- **Work instruction**:
Repeat the data word for word and skip the pictures.

[Extracted data entries]
□ □ □

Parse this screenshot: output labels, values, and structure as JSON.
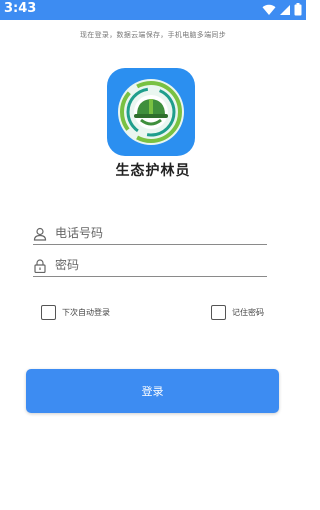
{
  "status_bar": {
    "time": "3:43",
    "icons": [
      "wifi-icon",
      "signal-icon",
      "battery-icon"
    ],
    "background": "#3d8cf2"
  },
  "tagline": "现在登录，数据云端保存，手机电脑多端同步",
  "app": {
    "name": "生态护林员",
    "logo_icon": "ranger-helmet-logo-icon"
  },
  "form": {
    "phone": {
      "placeholder": "电话号码",
      "value": "",
      "icon": "user-icon"
    },
    "password": {
      "placeholder": "密码",
      "value": "",
      "icon": "lock-icon"
    },
    "auto_login": {
      "label": "下次自动登录",
      "checked": false
    },
    "remember_password": {
      "label": "记住密码",
      "checked": false
    }
  },
  "login_button": {
    "label": "登录",
    "color": "#3d8cf2"
  }
}
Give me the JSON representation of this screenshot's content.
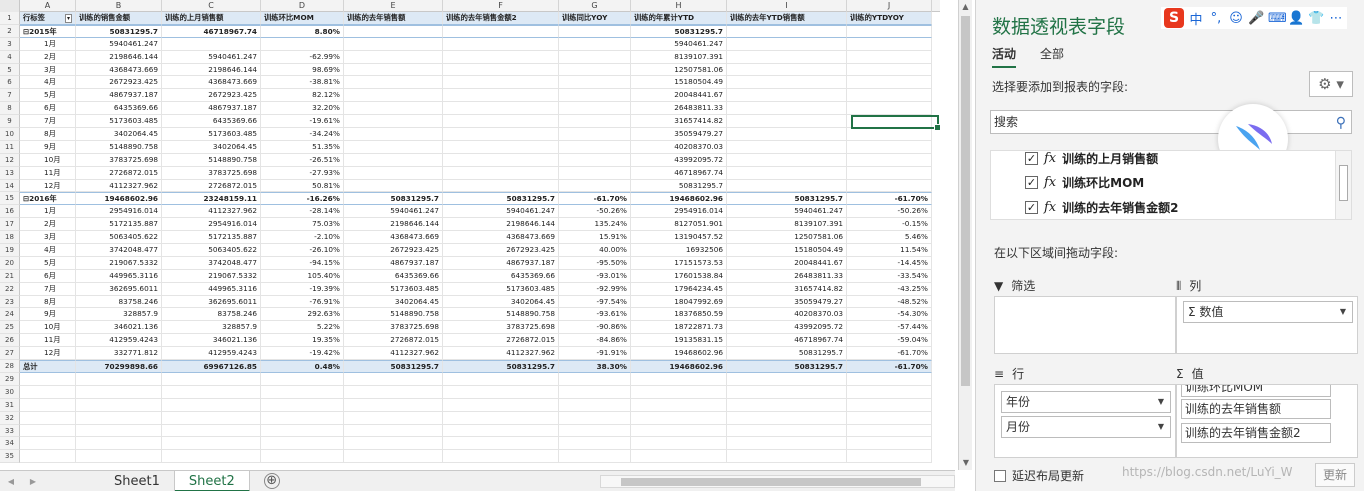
{
  "sheet": {
    "columns": [
      "A",
      "B",
      "C",
      "D",
      "E",
      "F",
      "G",
      "H",
      "I",
      "J"
    ],
    "headers": [
      "行标签",
      "训练的销售金额",
      "训练的上月销售额",
      "训练环比MOM",
      "训练的去年销售额",
      "训练的去年销售金额2",
      "训练同比YOY",
      "训练的年累计YTD",
      "训练的去年YTD销售额",
      "训练的YTDYOY"
    ],
    "rows": [
      [
        "2015年",
        "50831295.7",
        "46718967.74",
        "8.80%",
        "",
        "",
        "",
        "50831295.7",
        "",
        ""
      ],
      [
        "1月",
        "5940461.247",
        "",
        "",
        "",
        "",
        "",
        "5940461.247",
        "",
        ""
      ],
      [
        "2月",
        "2198646.144",
        "5940461.247",
        "-62.99%",
        "",
        "",
        "",
        "8139107.391",
        "",
        ""
      ],
      [
        "3月",
        "4368473.669",
        "2198646.144",
        "98.69%",
        "",
        "",
        "",
        "12507581.06",
        "",
        ""
      ],
      [
        "4月",
        "2672923.425",
        "4368473.669",
        "-38.81%",
        "",
        "",
        "",
        "15180504.49",
        "",
        ""
      ],
      [
        "5月",
        "4867937.187",
        "2672923.425",
        "82.12%",
        "",
        "",
        "",
        "20048441.67",
        "",
        ""
      ],
      [
        "6月",
        "6435369.66",
        "4867937.187",
        "32.20%",
        "",
        "",
        "",
        "26483811.33",
        "",
        ""
      ],
      [
        "7月",
        "5173603.485",
        "6435369.66",
        "-19.61%",
        "",
        "",
        "",
        "31657414.82",
        "",
        ""
      ],
      [
        "8月",
        "3402064.45",
        "5173603.485",
        "-34.24%",
        "",
        "",
        "",
        "35059479.27",
        "",
        ""
      ],
      [
        "9月",
        "5148890.758",
        "3402064.45",
        "51.35%",
        "",
        "",
        "",
        "40208370.03",
        "",
        ""
      ],
      [
        "10月",
        "3783725.698",
        "5148890.758",
        "-26.51%",
        "",
        "",
        "",
        "43992095.72",
        "",
        ""
      ],
      [
        "11月",
        "2726872.015",
        "3783725.698",
        "-27.93%",
        "",
        "",
        "",
        "46718967.74",
        "",
        ""
      ],
      [
        "12月",
        "4112327.962",
        "2726872.015",
        "50.81%",
        "",
        "",
        "",
        "50831295.7",
        "",
        ""
      ],
      [
        "2016年",
        "19468602.96",
        "23248159.11",
        "-16.26%",
        "50831295.7",
        "50831295.7",
        "-61.70%",
        "19468602.96",
        "50831295.7",
        "-61.70%"
      ],
      [
        "1月",
        "2954916.014",
        "4112327.962",
        "-28.14%",
        "5940461.247",
        "5940461.247",
        "-50.26%",
        "2954916.014",
        "5940461.247",
        "-50.26%"
      ],
      [
        "2月",
        "5172135.887",
        "2954916.014",
        "75.03%",
        "2198646.144",
        "2198646.144",
        "135.24%",
        "8127051.901",
        "8139107.391",
        "-0.15%"
      ],
      [
        "3月",
        "5063405.622",
        "5172135.887",
        "-2.10%",
        "4368473.669",
        "4368473.669",
        "15.91%",
        "13190457.52",
        "12507581.06",
        "5.46%"
      ],
      [
        "4月",
        "3742048.477",
        "5063405.622",
        "-26.10%",
        "2672923.425",
        "2672923.425",
        "40.00%",
        "16932506",
        "15180504.49",
        "11.54%"
      ],
      [
        "5月",
        "219067.5332",
        "3742048.477",
        "-94.15%",
        "4867937.187",
        "4867937.187",
        "-95.50%",
        "17151573.53",
        "20048441.67",
        "-14.45%"
      ],
      [
        "6月",
        "449965.3116",
        "219067.5332",
        "105.40%",
        "6435369.66",
        "6435369.66",
        "-93.01%",
        "17601538.84",
        "26483811.33",
        "-33.54%"
      ],
      [
        "7月",
        "362695.6011",
        "449965.3116",
        "-19.39%",
        "5173603.485",
        "5173603.485",
        "-92.99%",
        "17964234.45",
        "31657414.82",
        "-43.25%"
      ],
      [
        "8月",
        "83758.246",
        "362695.6011",
        "-76.91%",
        "3402064.45",
        "3402064.45",
        "-97.54%",
        "18047992.69",
        "35059479.27",
        "-48.52%"
      ],
      [
        "9月",
        "328857.9",
        "83758.246",
        "292.63%",
        "5148890.758",
        "5148890.758",
        "-93.61%",
        "18376850.59",
        "40208370.03",
        "-54.30%"
      ],
      [
        "10月",
        "346021.136",
        "328857.9",
        "5.22%",
        "3783725.698",
        "3783725.698",
        "-90.86%",
        "18722871.73",
        "43992095.72",
        "-57.44%"
      ],
      [
        "11月",
        "412959.4243",
        "346021.136",
        "19.35%",
        "2726872.015",
        "2726872.015",
        "-84.86%",
        "19135831.15",
        "46718967.74",
        "-59.04%"
      ],
      [
        "12月",
        "332771.812",
        "412959.4243",
        "-19.42%",
        "4112327.962",
        "4112327.962",
        "-91.91%",
        "19468602.96",
        "50831295.7",
        "-61.70%"
      ],
      [
        "总计",
        "70299898.66",
        "69967126.85",
        "0.48%",
        "50831295.7",
        "50831295.7",
        "38.30%",
        "19468602.96",
        "50831295.7",
        "-61.70%"
      ]
    ],
    "tabs": [
      "Sheet1",
      "Sheet2"
    ],
    "active_tab": "Sheet2",
    "add_sheet": "⊕"
  },
  "pane": {
    "title": "数据透视表字段",
    "tab_active": "活动",
    "tab_all": "全部",
    "add_label": "选择要添加到报表的字段:",
    "search_placeholder": "搜索",
    "fields": [
      "训练的上月销售额",
      "训练环比MOM",
      "训练的去年销售金额2"
    ],
    "drag_label": "在以下区域间拖动字段:",
    "filter": "筛选",
    "columns": "列",
    "columns_value": "数值",
    "rows": "行",
    "rows_items": [
      "年份",
      "月份"
    ],
    "values": "值",
    "values_items": [
      "训练环比MOM",
      "训练的去年销售额",
      "训练的去年销售金额2"
    ],
    "delay": "延迟布局更新",
    "update": "更新",
    "watermark": "https://blog.csdn.net/LuYi_W"
  },
  "ime": {
    "logo": "S",
    "items": [
      "中",
      "°,",
      "☺",
      "🎤",
      "⌨",
      "👤",
      "👕",
      "⋯"
    ]
  },
  "colors": {
    "accent": "#217346",
    "header_fill": "#dde9f5"
  }
}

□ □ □

- **Your solution**:
Parse this screenshot: output labels, values, and structure as JSON.
{
  "status_bar": {
    "time": "3:43",
    "icons": [
      "wifi-icon",
      "signal-icon",
      "battery-icon"
    ],
    "background": "#3d8cf2"
  },
  "tagline": "现在登录，数据云端保存，手机电脑多端同步",
  "app": {
    "name": "生态护林员",
    "logo_icon": "ranger-helmet-logo-icon"
  },
  "form": {
    "phone": {
      "placeholder": "电话号码",
      "value": "",
      "icon": "user-icon"
    },
    "password": {
      "placeholder": "密码",
      "value": "",
      "icon": "lock-icon"
    },
    "auto_login": {
      "label": "下次自动登录",
      "checked": false
    },
    "remember_password": {
      "label": "记住密码",
      "checked": false
    }
  },
  "login_button": {
    "label": "登录",
    "color": "#3d8cf2"
  }
}
Give me the JSON representation of this screenshot's content.
{
  "sheet": {
    "columns": [
      "A",
      "B",
      "C",
      "D",
      "E",
      "F",
      "G",
      "H",
      "I",
      "J"
    ],
    "headers": [
      "行标签",
      "训练的销售金额",
      "训练的上月销售额",
      "训练环比MOM",
      "训练的去年销售额",
      "训练的去年销售金额2",
      "训练同比YOY",
      "训练的年累计YTD",
      "训练的去年YTD销售额",
      "训练的YTDYOY"
    ],
    "rows": [
      [
        "2015年",
        "50831295.7",
        "46718967.74",
        "8.80%",
        "",
        "",
        "",
        "50831295.7",
        "",
        ""
      ],
      [
        "1月",
        "5940461.247",
        "",
        "",
        "",
        "",
        "",
        "5940461.247",
        "",
        ""
      ],
      [
        "2月",
        "2198646.144",
        "5940461.247",
        "-62.99%",
        "",
        "",
        "",
        "8139107.391",
        "",
        ""
      ],
      [
        "3月",
        "4368473.669",
        "2198646.144",
        "98.69%",
        "",
        "",
        "",
        "12507581.06",
        "",
        ""
      ],
      [
        "4月",
        "2672923.425",
        "4368473.669",
        "-38.81%",
        "",
        "",
        "",
        "15180504.49",
        "",
        ""
      ],
      [
        "5月",
        "4867937.187",
        "2672923.425",
        "82.12%",
        "",
        "",
        "",
        "20048441.67",
        "",
        ""
      ],
      [
        "6月",
        "6435369.66",
        "4867937.187",
        "32.20%",
        "",
        "",
        "",
        "26483811.33",
        "",
        ""
      ],
      [
        "7月",
        "5173603.485",
        "6435369.66",
        "-19.61%",
        "",
        "",
        "",
        "31657414.82",
        "",
        ""
      ],
      [
        "8月",
        "3402064.45",
        "5173603.485",
        "-34.24%",
        "",
        "",
        "",
        "35059479.27",
        "",
        ""
      ],
      [
        "9月",
        "5148890.758",
        "3402064.45",
        "51.35%",
        "",
        "",
        "",
        "40208370.03",
        "",
        ""
      ],
      [
        "10月",
        "3783725.698",
        "5148890.758",
        "-26.51%",
        "",
        "",
        "",
        "43992095.72",
        "",
        ""
      ],
      [
        "11月",
        "2726872.015",
        "3783725.698",
        "-27.93%",
        "",
        "",
        "",
        "46718967.74",
        "",
        ""
      ],
      [
        "12月",
        "4112327.962",
        "2726872.015",
        "50.81%",
        "",
        "",
        "",
        "50831295.7",
        "",
        ""
      ],
      [
        "2016年",
        "19468602.96",
        "23248159.11",
        "-16.26%",
        "50831295.7",
        "50831295.7",
        "-61.70%",
        "19468602.96",
        "50831295.7",
        "-61.70%"
      ],
      [
        "1月",
        "2954916.014",
        "4112327.962",
        "-28.14%",
        "5940461.247",
        "5940461.247",
        "-50.26%",
        "2954916.014",
        "5940461.247",
        "-50.26%"
      ],
      [
        "2月",
        "5172135.887",
        "2954916.014",
        "75.03%",
        "2198646.144",
        "2198646.144",
        "135.24%",
        "8127051.901",
        "8139107.391",
        "-0.15%"
      ],
      [
        "3月",
        "5063405.622",
        "5172135.887",
        "-2.10%",
        "4368473.669",
        "4368473.669",
        "15.91%",
        "13190457.52",
        "12507581.06",
        "5.46%"
      ],
      [
        "4月",
        "3742048.477",
        "5063405.622",
        "-26.10%",
        "2672923.425",
        "2672923.425",
        "40.00%",
        "16932506",
        "15180504.49",
        "11.54%"
      ],
      [
        "5月",
        "219067.5332",
        "3742048.477",
        "-94.15%",
        "4867937.187",
        "4867937.187",
        "-95.50%",
        "17151573.53",
        "20048441.67",
        "-14.45%"
      ],
      [
        "6月",
        "449965.3116",
        "219067.5332",
        "105.40%",
        "6435369.66",
        "6435369.66",
        "-93.01%",
        "17601538.84",
        "26483811.33",
        "-33.54%"
      ],
      [
        "7月",
        "362695.6011",
        "449965.3116",
        "-19.39%",
        "5173603.485",
        "5173603.485",
        "-92.99%",
        "17964234.45",
        "31657414.82",
        "-43.25%"
      ],
      [
        "8月",
        "83758.246",
        "362695.6011",
        "-76.91%",
        "3402064.45",
        "3402064.45",
        "-97.54%",
        "18047992.69",
        "35059479.27",
        "-48.52%"
      ],
      [
        "9月",
        "328857.9",
        "83758.246",
        "292.63%",
        "5148890.758",
        "5148890.758",
        "-93.61%",
        "18376850.59",
        "40208370.03",
        "-54.30%"
      ],
      [
        "10月",
        "346021.136",
        "328857.9",
        "5.22%",
        "3783725.698",
        "3783725.698",
        "-90.86%",
        "18722871.73",
        "43992095.72",
        "-57.44%"
      ],
      [
        "11月",
        "412959.4243",
        "346021.136",
        "19.35%",
        "2726872.015",
        "2726872.015",
        "-84.86%",
        "19135831.15",
        "46718967.74",
        "-59.04%"
      ],
      [
        "12月",
        "332771.812",
        "412959.4243",
        "-19.42%",
        "4112327.962",
        "4112327.962",
        "-91.91%",
        "19468602.96",
        "50831295.7",
        "-61.70%"
      ],
      [
        "总计",
        "70299898.66",
        "69967126.85",
        "0.48%",
        "50831295.7",
        "50831295.7",
        "38.30%",
        "19468602.96",
        "50831295.7",
        "-61.70%"
      ]
    ],
    "tabs": [
      "Sheet1",
      "Sheet2"
    ],
    "active_tab": "Sheet2",
    "add_sheet": "⊕"
  },
  "pane": {
    "title": "数据透视表字段",
    "tab_active": "活动",
    "tab_all": "全部",
    "add_label": "选择要添加到报表的字段:",
    "search_placeholder": "搜索",
    "fields": [
      "训练的上月销售额",
      "训练环比MOM",
      "训练的去年销售金额2"
    ],
    "drag_label": "在以下区域间拖动字段:",
    "filter": "筛选",
    "columns": "列",
    "columns_value": "数值",
    "rows": "行",
    "rows_items": [
      "年份",
      "月份"
    ],
    "values": "值",
    "values_items": [
      "训练环比MOM",
      "训练的去年销售额",
      "训练的去年销售金额2"
    ],
    "delay": "延迟布局更新",
    "update": "更新",
    "watermark": "https://blog.csdn.net/LuYi_W"
  },
  "ime": {
    "logo": "S",
    "items": [
      "中",
      "°,",
      "☺",
      "🎤",
      "⌨",
      "👤",
      "👕",
      "⋯"
    ]
  },
  "colors": {
    "accent": "#217346",
    "header_fill": "#dde9f5"
  }
}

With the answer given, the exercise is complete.